With self-driving cars and trucks coming on fast, it’s only natural to wonder if self-flying planes might be next. In fact, the aviation industry is pushing to make autonomous passenger aircraft a reality — and sooner than you might think.
In the 1950s, it took five people to fly an airliner — two pilots, a flight engineer, a radio operator, and a navigator. By the 1960s, the radio operator and navigator were gone. In the 1990s, flight engineers disappeared. Given this trend, fully automated aviation may seem inevitable.
One motive for the trend, not surprisingly, is financial. A recent report released suggests that by transitioning to self-flying aircraft the aviation industry could save $35 billion a year.
06.09.2017 – BOEING JUST GOT into the autonomous aviation game, with the goal of building jetliners that fly themselves, no pilots required. “The basic building blocks of the technology clearly are available,” Mike Sinnett, Boeing’s vice president of product development, said ahead of the Paris Airshow.
The prospect of a pilotless passenger plane may strike you as crazy, even terrifying. But developing computer systems sophisticated enough to pull it off is well under way. Autopilot technology already does most of the work once a plane is aloft, and has no trouble landing an airliner even in rough weather and limited visibility.
Boeing wants to take another step toward taking humans out of the equation by developing artificial intelligence capable of making even more of the decisions pilots make. Sinnett says Boeing plans to test such a system in a simulator this summer, and in a real plane next year.

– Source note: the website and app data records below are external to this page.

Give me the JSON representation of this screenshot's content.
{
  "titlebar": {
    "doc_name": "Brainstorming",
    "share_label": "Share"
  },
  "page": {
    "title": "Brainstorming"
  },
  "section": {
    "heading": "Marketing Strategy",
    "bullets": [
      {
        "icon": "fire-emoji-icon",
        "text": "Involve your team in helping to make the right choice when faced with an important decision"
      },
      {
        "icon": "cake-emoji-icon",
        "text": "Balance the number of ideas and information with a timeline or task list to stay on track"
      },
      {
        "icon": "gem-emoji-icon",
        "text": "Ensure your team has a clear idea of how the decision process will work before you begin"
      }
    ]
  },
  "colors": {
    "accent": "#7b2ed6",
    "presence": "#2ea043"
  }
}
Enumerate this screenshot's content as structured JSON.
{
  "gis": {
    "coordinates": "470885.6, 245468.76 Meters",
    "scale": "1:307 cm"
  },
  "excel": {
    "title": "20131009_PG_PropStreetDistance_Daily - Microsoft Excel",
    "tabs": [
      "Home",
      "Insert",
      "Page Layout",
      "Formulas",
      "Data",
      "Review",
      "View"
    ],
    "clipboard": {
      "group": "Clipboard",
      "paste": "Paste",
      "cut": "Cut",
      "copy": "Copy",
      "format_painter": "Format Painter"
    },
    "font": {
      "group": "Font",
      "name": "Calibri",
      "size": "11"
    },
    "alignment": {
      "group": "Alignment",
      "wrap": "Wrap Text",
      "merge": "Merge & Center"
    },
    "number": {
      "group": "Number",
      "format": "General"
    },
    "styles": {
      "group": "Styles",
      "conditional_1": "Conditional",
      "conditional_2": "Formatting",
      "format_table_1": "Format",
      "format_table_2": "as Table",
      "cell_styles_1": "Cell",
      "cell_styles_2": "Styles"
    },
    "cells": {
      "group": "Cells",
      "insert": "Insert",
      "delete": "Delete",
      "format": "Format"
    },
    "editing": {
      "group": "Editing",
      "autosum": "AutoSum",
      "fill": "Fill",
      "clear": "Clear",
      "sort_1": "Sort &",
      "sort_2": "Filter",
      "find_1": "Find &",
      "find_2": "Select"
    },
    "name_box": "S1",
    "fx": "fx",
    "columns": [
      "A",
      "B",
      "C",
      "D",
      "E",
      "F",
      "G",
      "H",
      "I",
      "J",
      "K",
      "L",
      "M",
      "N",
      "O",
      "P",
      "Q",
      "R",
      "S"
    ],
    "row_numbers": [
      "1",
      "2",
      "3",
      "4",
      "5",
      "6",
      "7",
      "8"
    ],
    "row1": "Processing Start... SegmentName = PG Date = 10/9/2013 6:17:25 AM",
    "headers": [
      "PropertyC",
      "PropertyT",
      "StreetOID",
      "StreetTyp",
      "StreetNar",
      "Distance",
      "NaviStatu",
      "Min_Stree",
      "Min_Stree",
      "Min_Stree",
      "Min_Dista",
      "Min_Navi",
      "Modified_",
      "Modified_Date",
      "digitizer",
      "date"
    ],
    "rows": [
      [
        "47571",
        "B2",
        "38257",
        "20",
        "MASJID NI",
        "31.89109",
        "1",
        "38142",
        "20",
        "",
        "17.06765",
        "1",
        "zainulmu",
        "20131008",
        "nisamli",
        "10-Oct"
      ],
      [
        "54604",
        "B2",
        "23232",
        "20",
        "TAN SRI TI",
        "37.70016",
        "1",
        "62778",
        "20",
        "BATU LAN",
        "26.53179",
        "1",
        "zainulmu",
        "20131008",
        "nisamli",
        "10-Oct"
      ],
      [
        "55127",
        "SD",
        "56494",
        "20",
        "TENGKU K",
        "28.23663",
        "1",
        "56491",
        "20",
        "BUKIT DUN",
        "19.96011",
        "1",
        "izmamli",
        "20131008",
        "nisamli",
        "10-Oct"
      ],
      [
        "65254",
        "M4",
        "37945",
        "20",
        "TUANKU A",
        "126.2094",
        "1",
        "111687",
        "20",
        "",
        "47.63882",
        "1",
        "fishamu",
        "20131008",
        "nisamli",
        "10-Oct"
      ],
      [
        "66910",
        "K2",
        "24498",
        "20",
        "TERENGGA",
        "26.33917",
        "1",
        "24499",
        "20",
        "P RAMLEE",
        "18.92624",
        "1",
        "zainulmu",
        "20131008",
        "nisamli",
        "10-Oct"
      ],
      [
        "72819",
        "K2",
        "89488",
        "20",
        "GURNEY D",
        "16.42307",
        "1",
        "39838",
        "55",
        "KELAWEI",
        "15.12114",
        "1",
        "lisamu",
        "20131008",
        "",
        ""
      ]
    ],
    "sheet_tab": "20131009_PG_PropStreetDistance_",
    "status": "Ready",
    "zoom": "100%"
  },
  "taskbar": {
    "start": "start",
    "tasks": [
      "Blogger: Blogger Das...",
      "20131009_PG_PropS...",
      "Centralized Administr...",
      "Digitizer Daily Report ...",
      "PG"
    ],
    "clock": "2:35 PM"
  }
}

Whether air travelers are ready to board a pilotless plane is another matter. The same report found that only one in six passengers would feel comfortable in a fully automated plane.
Of course, passengers may not realize just how much a pilot’s job has already been automated. “On an average flight, the pilots manually control the plane for about three to six minutes, and the rest is autopiloted,” says Boeing. Some airlines don’t let their pilots fly manually once the plane has reached cruising altitude “because they understand that the autopilot is actually safer.”
Which brings up another consideration in the move toward pilotless airliners: safety.
03.10.2019 – A brand new Ethiopian Airlines Boeing 737 Max 8 (equipped with BOEING A.I. systems) crashed shortly after take off from Addis Ababa this morning on March 10, 2019 killing all 157 passengers & crew members onboard. The A.I. system called MCAS has been blamed for the fatal crash.
10.29.2018 – A brand new Boeing 737 Max 8 (also equipped with the BOEING A.I. systems) operated as Lion Air Flight 610 crashed into the Java Sea shortly after take off killing all 189 onboard. The A.I. system called MCAS has been blamed for the fatal crash.
The new 737 MAX’s comes with new A.I. system called MCAS (Maneuvering Characteristics Augmentation System), which didn’t exist on the previous generation of Boeing 737s. This was required because the aircraft had bigger engines than earlier models, providing up to 14% savings in fuel consumption. They are fitted further forward under the wings, which could potentially cause the plane to stall. In order to prevent this, Boeing engineers developed the new MCAS software.
The software tells the flight control system to change its Angle of Attack (AOA) downward if a stall risk is perceived, which the computer initiates automatically. The pilots would have no chance to intervene even if the autopilot is switched off.
On the aircraft, there is a sensor called the “Alpha Vane”. This sensor measures the AOA. There are two of them, on both sides of the plane.
This seems to be the problem. In the case of Flight 610, a faulty sensor sent false AOA data and MCAS took control of the aircraft. The system concluded that the AOA of the plane was over 40 degrees and pushed the aircraft’s nose down, causing a sharp dive into the Java Sea.
The initial data point out a similar situation in the case of Ethiopian Flight 302. The A.I. system called MCAS is to blamed for BOTH the fatal crashes killing all 346 humans.
“How do we maintain levels of safety that we enjoy today … when you’ve got an artificial intelligence-based system in the cockpit?” Greg Hyslop, Boeing’s chief technology officer, said in September at a conference at the Massachusetts Institute of Technology. “How do you show and certify that to be safe to the point where the flying public would say, ‘Yes, I trust that.’”